Originally Posted October 18, 2004 by Chad
BAR HARBOR, MAINE. We arrived at Acadia National Park yesterday. It was cool and sunny. The popular places were crowded. We followed the park loop road to the only sandy beach on the island. We dismounted and carried our bike down the stairs to the water. We asked a Japanese man who was there with his family to take our picture as we wetted our tires. In the first picture I was looking down at a wave coming up to soak our feet. The second picture came out better. Then a park ranger came marching down the steps to us. He told us bikes were not allowed on the beach and ordered us to leave. It ruined the moment.
It's hard to believe our journey is over. We still have to get to the train station in Portland, two hundred miles away, but we have seen the Atlantic Ocean and can pedal no further. When we started this journey we were passive observers, slipping through town after town, often unnoticed. We took little from the towns and left nothing behind.
Then as our journey matured it took on tone and dimension. We slipped into a new frame and grew to be a part of it, related to the people we met and places we saw. From the crazy lady in Tonasket who asked us if we planning on skinny dipping, to the leather-clad bikers of Ringling, to the lycra-clad bikers of Laramie, the Mormons of Nauvoo, the corn- and bean-farmers of Iowa, the Presidential hopeful in Coldwater, the supplement saleswoman in Anita, the Reverends of Pennsylvania, the punkers near Syracuse with whom we witnessed a traffic accident, to everyone who asked us which of us did the most work [They have missed the point of the journey.] to the New Englanders who pretended not to see us, to all the vacationers at the parks who stood and gawked at us and at the same land we were there to see, and to all of you who have been following us along our way. We have all grown into a journey that has stepped beyond its start in the west and finish in the east, beyond the boundaries of this country, beyond the limits of our collective memory.
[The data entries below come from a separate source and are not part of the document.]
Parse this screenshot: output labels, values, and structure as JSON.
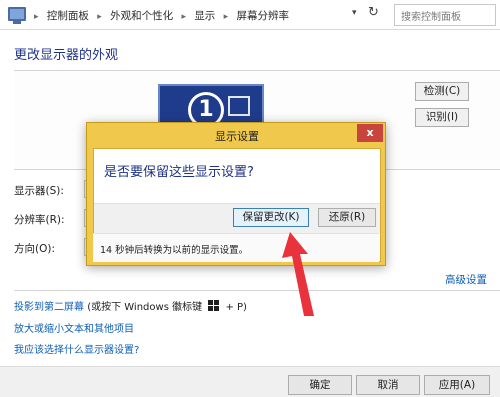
{
  "breadcrumb": {
    "items": [
      "控制面板",
      "外观和个性化",
      "显示",
      "屏幕分辨率"
    ],
    "separator": "▸"
  },
  "search": {
    "placeholder": "搜索控制面板"
  },
  "page": {
    "title": "更改显示器的外观"
  },
  "preview": {
    "monitor_number": "1",
    "detect_label": "检测(C)",
    "identify_label": "识别(I)"
  },
  "form": {
    "display_label": "显示器(S):",
    "resolution_label": "分辨率(R):",
    "orientation_label": "方向(O):"
  },
  "advanced_settings": "高级设置",
  "links": {
    "project_prefix": "投影到第二屏幕",
    "project_suffix_before": "(或按下 Windows 徽标键",
    "project_suffix_after": "+ P)",
    "enlarge_text": "放大或缩小文本和其他项目",
    "which_settings": "我应该选择什么显示器设置?"
  },
  "footer": {
    "ok_label": "确定",
    "cancel_label": "取消",
    "apply_label": "应用(A)"
  },
  "dialog": {
    "title": "显示设置",
    "close_glyph": "x",
    "question": "是否要保留这些显示设置?",
    "keep_label": "保留更改(K)",
    "revert_label": "还原(R)",
    "countdown_note": "14 秒钟后转换为以前的显示设置。"
  },
  "colors": {
    "dialog_frame": "#f0c84c",
    "close_button": "#c7453d",
    "link": "#0f5fb3",
    "heading": "#1e3287",
    "annotation_arrow": "#e8323c"
  },
  "icons": {
    "back": "left-arrow-icon",
    "forward": "right-arrow-icon",
    "up": "up-arrow-icon",
    "location": "monitor-icon",
    "refresh": "refresh-icon",
    "windows": "windows-logo-icon"
  }
}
Our jouney is alive and it lives in every one of us. Our legs have turned the pedals and we have seen life.
Original Comments: Journey's End